The research was commissioned to fulfil a decision by the former Northern Executive to review the evidence around the experience of residents of certain institutions not considered by the Historical Institutional Abuse Inquiry.

That inquiry found evidence of sexual, physical and emotional abuse, neglect and unacceptable practices across the 22 Catholic, Protestant and state-run homes and institutions that it investigated.

Before the collapse of Stormont a year ago, an inter-departmental working group was established chaired by Norah Gibbons, who has been involved in inquiries in this general field both in the Republic and Northern Ireland.

“I am delighted that the research has now been commissioned,” said Ms Gibbons. “It is essential that we develop a strong evidence base about the operation of these institutions in the last century.

“The research will not only look at historical records.
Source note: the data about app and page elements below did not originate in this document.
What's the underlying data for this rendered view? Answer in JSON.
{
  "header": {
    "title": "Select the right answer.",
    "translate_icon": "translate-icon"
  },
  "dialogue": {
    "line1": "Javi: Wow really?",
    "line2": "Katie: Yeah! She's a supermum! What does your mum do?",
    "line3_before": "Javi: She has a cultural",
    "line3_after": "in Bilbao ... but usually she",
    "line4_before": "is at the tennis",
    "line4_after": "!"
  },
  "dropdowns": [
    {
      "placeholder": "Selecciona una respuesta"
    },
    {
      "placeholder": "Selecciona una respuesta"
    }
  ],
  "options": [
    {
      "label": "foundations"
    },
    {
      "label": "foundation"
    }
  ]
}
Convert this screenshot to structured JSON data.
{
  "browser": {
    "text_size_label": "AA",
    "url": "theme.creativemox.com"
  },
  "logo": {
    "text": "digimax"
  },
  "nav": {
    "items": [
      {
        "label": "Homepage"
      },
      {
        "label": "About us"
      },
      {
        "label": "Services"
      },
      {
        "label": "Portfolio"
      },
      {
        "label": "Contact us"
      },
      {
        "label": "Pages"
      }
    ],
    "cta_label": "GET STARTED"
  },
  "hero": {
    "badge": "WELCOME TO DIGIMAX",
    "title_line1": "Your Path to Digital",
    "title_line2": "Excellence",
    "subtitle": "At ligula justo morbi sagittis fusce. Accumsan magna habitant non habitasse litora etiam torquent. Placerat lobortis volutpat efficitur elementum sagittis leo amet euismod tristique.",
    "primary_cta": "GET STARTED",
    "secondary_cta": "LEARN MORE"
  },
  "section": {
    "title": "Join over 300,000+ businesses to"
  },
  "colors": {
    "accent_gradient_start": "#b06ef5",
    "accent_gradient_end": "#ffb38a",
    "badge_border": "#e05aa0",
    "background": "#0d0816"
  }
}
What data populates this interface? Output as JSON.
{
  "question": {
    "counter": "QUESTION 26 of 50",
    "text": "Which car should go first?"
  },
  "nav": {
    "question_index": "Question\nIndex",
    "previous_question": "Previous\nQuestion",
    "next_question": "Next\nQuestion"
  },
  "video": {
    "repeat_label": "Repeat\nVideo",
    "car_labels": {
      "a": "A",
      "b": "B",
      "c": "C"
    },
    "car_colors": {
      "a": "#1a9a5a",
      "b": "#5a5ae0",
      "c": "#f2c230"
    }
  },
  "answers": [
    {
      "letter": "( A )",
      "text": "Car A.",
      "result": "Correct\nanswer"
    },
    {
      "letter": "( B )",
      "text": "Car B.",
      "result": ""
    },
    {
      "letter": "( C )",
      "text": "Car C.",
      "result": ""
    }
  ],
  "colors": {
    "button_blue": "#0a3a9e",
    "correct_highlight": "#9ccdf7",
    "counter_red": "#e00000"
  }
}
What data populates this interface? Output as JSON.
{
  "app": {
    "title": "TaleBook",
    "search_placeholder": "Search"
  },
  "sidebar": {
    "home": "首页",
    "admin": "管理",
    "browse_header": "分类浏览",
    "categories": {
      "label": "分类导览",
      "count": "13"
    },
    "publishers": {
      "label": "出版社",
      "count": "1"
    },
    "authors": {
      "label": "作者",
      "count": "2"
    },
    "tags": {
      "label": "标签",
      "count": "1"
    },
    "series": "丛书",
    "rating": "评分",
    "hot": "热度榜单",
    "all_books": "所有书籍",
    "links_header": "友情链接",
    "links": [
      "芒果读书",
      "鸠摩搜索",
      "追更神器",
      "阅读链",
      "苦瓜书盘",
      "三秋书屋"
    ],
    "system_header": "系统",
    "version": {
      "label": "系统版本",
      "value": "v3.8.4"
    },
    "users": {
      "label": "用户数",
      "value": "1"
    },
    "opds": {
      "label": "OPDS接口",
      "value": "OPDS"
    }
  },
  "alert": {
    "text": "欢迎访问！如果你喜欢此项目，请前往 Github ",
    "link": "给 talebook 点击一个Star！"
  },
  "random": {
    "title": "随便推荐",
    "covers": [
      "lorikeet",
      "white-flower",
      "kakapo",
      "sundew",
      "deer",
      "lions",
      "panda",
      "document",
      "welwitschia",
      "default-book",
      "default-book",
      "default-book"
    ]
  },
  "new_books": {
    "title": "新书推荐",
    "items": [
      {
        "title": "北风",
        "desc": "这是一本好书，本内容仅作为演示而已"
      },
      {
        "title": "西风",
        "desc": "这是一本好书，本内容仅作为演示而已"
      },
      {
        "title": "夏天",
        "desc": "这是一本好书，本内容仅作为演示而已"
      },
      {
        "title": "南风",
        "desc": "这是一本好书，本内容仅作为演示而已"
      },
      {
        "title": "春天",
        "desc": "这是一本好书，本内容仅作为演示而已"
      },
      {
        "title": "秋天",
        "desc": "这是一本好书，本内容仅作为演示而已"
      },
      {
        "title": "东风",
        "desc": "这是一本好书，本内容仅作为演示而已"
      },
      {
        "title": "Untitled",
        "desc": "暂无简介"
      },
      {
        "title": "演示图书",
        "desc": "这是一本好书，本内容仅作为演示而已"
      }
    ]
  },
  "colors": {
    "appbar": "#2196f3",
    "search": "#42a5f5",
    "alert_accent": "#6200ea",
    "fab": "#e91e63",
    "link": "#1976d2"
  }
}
Critically, it will also involve listening to and collating the accounts of women who resided in mother and baby homes or worked in Magdalene laundries,” she added.

Patrick Corrigan, Northern Ireland’s programme director of Amnesty, said the research was no substitute for human rights compliant investigation.

“Women from these homes have told Amnesty International that they suffered arbitrary detention, forced labour, ill-treatment, and the removal and forced adoption of their babies - criminal acts in both domestic and international law,” he said.

“Serious allegations of abuse must be met with investigations with the necessary hallmarks of independence, effectiveness and transparency,” he added.

“We would be concerned if this academic research is seen as part of an alternative to a real, human rights compliant investigation, rather than as preparatory work for such an inquiry,” said Mr Corrigan.